- **WHAT THE EXERCISE ASKS**
For each line in the material below that holds "title", copy that line.
# # #
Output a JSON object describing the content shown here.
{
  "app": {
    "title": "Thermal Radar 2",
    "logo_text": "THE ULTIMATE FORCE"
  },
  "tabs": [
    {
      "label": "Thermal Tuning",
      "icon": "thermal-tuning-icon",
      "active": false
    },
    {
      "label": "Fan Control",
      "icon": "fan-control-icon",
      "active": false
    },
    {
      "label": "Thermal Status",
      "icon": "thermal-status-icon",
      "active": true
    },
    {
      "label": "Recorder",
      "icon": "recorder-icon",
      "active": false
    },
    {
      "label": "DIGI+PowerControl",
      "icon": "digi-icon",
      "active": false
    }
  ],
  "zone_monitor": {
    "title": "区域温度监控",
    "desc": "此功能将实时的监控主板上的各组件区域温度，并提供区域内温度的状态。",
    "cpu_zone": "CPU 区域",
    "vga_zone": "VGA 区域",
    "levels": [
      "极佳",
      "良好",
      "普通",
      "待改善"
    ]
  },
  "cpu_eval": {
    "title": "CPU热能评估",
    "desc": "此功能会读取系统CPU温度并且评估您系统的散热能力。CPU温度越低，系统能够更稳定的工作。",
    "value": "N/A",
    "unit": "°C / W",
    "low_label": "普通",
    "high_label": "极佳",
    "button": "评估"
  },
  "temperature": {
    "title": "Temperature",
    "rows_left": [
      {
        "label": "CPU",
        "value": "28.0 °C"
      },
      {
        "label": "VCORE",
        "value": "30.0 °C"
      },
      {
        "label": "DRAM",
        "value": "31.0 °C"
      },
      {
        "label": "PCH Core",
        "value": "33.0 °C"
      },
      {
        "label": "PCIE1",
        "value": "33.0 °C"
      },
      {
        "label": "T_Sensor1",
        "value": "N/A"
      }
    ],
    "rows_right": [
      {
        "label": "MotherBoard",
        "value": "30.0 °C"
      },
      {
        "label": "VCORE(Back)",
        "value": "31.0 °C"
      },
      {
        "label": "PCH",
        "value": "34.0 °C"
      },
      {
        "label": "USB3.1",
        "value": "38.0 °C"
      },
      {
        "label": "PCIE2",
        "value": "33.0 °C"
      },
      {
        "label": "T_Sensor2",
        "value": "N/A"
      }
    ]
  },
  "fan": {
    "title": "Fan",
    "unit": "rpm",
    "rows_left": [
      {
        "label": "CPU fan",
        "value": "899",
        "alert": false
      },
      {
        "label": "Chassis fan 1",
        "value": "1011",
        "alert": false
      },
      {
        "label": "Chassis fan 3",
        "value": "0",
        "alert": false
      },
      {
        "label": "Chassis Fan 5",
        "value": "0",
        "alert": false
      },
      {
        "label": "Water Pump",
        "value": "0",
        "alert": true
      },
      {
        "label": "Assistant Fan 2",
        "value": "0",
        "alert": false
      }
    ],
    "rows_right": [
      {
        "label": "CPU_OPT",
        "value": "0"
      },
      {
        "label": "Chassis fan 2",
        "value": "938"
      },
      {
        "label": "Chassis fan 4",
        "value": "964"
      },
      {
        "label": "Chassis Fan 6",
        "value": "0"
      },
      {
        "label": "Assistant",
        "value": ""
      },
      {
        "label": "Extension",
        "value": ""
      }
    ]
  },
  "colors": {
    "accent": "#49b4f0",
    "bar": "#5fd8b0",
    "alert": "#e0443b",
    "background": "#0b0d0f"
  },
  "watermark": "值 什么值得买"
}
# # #
- **EXERCISE ANSWER**
    "title": "Thermal Radar 2",
    "title": "区域温度监控",
    "title": "CPU热能评估",
    "title": "Temperature",
    "title": "Fan",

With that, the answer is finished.